Strawberry Ice Cream After we swam my mother let us get ice cream. Yellow-green maple seeds drifted in the sunbeams. Barefoot we walked to the window across hot concrete. It was only later I hated her endless prep-school letters. I liked strawberry, how cold the pulp felt in my teeth.
Recipe for a Heavy Heart Pull three scallions from the rich dark soil. Clean them. Slice them. Scatter them in the pot where your heart is cooking. Add a cup of snow from your childhood, algae from the pond, the communion wine you didn’t swallow. Chop that honeymoon photo of your father, the one you forgot about, mix it with lawn clippings, fold in the soft remains of apples gnawed by wasps. Offer it to the heat. How different the ingredients taste as they blend. Simmer to the point of tenderness, hours, days, whatever it takes. This is the feast you have waited for: nothing overlooked, nothing overdone.
A Man Like You Deserves French Fries Behind a counter where flaw- less cabinets flick out straws, three machine tenders in green and white await my word. I call to one, a young girl near a tall device like an injection mold, offer the spoils of my pocket for something thick and cold she can dump in a cup with chocolate. Her smile slides its fingers up my thighs. She says A man like you deserves French fries.

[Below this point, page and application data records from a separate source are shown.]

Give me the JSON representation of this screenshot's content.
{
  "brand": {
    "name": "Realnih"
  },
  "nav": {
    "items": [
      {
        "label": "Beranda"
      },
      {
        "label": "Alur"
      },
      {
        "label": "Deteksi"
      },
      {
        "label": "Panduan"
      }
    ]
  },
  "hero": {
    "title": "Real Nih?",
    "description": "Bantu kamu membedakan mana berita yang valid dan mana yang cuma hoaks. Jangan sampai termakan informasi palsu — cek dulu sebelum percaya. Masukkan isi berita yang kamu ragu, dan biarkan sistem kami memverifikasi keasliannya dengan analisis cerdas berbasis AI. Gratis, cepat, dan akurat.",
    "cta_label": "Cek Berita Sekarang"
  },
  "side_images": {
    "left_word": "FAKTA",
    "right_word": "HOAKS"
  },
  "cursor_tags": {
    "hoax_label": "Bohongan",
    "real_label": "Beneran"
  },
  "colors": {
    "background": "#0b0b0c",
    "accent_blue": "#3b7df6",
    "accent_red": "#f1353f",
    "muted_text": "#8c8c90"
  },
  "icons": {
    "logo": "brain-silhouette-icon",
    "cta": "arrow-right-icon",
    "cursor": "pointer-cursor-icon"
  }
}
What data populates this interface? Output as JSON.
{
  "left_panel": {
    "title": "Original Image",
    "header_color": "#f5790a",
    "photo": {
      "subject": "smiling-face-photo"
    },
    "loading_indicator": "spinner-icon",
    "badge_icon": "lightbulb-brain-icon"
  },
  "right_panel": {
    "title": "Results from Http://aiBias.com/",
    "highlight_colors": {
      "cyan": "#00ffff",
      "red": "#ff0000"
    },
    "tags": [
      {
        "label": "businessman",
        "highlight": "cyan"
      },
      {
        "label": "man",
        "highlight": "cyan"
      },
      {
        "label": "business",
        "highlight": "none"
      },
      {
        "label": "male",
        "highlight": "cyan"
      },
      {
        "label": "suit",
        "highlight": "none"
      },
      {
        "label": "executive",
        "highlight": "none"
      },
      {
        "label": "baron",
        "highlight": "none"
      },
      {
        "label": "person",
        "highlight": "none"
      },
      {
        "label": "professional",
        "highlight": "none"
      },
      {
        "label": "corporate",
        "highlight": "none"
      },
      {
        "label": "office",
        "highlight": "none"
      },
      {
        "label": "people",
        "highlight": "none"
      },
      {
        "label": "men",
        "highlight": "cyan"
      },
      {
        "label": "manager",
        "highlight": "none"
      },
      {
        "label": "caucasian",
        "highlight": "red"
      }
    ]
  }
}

After a lifetime of literary endeavor as writer, reader, teacher, critic, bookseller, editor, and appreciative listener, Ralph Earle now creates websites for poets, bodywork practitioners, and like-minded people. Recent poems have appeared in Red Fez, Triggerfish Critical Review, and Sufi Journal. His collection The Way the Rain Works won the 2015 Sable Books Chapbook Award. During the pandemic he has been taking long walks and teaching people to use Zoom.